App and web page records:
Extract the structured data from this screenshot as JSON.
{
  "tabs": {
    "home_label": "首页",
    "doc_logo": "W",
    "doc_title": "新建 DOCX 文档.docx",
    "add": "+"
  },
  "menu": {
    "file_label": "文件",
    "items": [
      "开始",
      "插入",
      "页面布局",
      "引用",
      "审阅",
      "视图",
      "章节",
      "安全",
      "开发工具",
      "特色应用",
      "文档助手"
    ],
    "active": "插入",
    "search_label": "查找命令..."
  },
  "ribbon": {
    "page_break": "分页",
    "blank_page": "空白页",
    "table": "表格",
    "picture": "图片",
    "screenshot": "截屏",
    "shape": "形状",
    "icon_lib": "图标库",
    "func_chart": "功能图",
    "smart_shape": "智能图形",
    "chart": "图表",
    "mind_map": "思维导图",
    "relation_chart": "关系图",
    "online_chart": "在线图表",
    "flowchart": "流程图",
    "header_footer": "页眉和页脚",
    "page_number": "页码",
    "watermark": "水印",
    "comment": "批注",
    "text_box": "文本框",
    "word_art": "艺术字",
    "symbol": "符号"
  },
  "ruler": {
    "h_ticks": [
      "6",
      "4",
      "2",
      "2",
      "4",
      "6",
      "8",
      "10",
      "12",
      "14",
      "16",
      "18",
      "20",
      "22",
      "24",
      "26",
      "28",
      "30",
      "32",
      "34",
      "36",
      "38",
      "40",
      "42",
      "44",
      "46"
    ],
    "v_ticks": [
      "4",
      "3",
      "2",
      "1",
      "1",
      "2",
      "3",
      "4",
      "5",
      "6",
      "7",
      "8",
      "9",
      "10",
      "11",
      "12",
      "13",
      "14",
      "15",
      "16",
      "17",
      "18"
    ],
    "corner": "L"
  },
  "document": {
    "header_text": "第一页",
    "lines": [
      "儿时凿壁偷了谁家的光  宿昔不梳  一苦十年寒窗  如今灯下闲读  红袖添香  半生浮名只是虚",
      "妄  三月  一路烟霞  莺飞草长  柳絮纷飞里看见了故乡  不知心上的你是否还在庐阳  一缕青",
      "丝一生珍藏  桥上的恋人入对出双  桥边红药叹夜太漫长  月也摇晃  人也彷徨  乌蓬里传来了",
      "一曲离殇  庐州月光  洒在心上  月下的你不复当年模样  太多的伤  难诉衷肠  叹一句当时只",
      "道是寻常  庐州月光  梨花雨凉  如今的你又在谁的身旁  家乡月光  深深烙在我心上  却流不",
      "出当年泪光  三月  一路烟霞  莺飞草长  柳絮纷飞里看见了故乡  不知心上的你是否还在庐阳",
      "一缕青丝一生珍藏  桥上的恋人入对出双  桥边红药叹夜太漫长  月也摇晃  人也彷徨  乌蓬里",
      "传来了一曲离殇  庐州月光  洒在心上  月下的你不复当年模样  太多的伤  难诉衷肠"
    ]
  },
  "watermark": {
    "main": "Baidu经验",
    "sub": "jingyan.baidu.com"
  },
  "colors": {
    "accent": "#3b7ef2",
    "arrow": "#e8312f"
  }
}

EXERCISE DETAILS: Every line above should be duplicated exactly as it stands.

RESPONSE TO THE TASK:
Extract the structured data from this screenshot as JSON.
{
  "tabs": {
    "home_label": "首页",
    "doc_logo": "W",
    "doc_title": "新建 DOCX 文档.docx",
    "add": "+"
  },
  "menu": {
    "file_label": "文件",
    "items": [
      "开始",
      "插入",
      "页面布局",
      "引用",
      "审阅",
      "视图",
      "章节",
      "安全",
      "开发工具",
      "特色应用",
      "文档助手"
    ],
    "active": "插入",
    "search_label": "查找命令..."
  },
  "ribbon": {
    "page_break": "分页",
    "blank_page": "空白页",
    "table": "表格",
    "picture": "图片",
    "screenshot": "截屏",
    "shape": "形状",
    "icon_lib": "图标库",
    "func_chart": "功能图",
    "smart_shape": "智能图形",
    "chart": "图表",
    "mind_map": "思维导图",
    "relation_chart": "关系图",
    "online_chart": "在线图表",
    "flowchart": "流程图",
    "header_footer": "页眉和页脚",
    "page_number": "页码",
    "watermark": "水印",
    "comment": "批注",
    "text_box": "文本框",
    "word_art": "艺术字",
    "symbol": "符号"
  },
  "ruler": {
    "h_ticks": [
      "6",
      "4",
      "2",
      "2",
      "4",
      "6",
      "8",
      "10",
      "12",
      "14",
      "16",
      "18",
      "20",
      "22",
      "24",
      "26",
      "28",
      "30",
      "32",
      "34",
      "36",
      "38",
      "40",
      "42",
      "44",
      "46"
    ],
    "v_ticks": [
      "4",
      "3",
      "2",
      "1",
      "1",
      "2",
      "3",
      "4",
      "5",
      "6",
      "7",
      "8",
      "9",
      "10",
      "11",
      "12",
      "13",
      "14",
      "15",
      "16",
      "17",
      "18"
    ],
    "corner": "L"
  },
  "document": {
    "header_text": "第一页",
    "lines": [
      "儿时凿壁偷了谁家的光  宿昔不梳  一苦十年寒窗  如今灯下闲读  红袖添香  半生浮名只是虚",
      "妄  三月  一路烟霞  莺飞草长  柳絮纷飞里看见了故乡  不知心上的你是否还在庐阳  一缕青",
      "丝一生珍藏  桥上的恋人入对出双  桥边红药叹夜太漫长  月也摇晃  人也彷徨  乌蓬里传来了",
      "一曲离殇  庐州月光  洒在心上  月下的你不复当年模样  太多的伤  难诉衷肠  叹一句当时只",
      "道是寻常  庐州月光  梨花雨凉  如今的你又在谁的身旁  家乡月光  深深烙在我心上  却流不",
      "出当年泪光  三月  一路烟霞  莺飞草长  柳絮纷飞里看见了故乡  不知心上的你是否还在庐阳",
      "一缕青丝一生珍藏  桥上的恋人入对出双  桥边红药叹夜太漫长  月也摇晃  人也彷徨  乌蓬里",
      "传来了一曲离殇  庐州月光  洒在心上  月下的你不复当年模样  太多的伤  难诉衷肠"
    ]
  },
  "watermark": {
    "main": "Baidu经验",
    "sub": "jingyan.baidu.com"
  },
  "colors": {
    "accent": "#3b7ef2",
    "arrow": "#e8312f"
  }
}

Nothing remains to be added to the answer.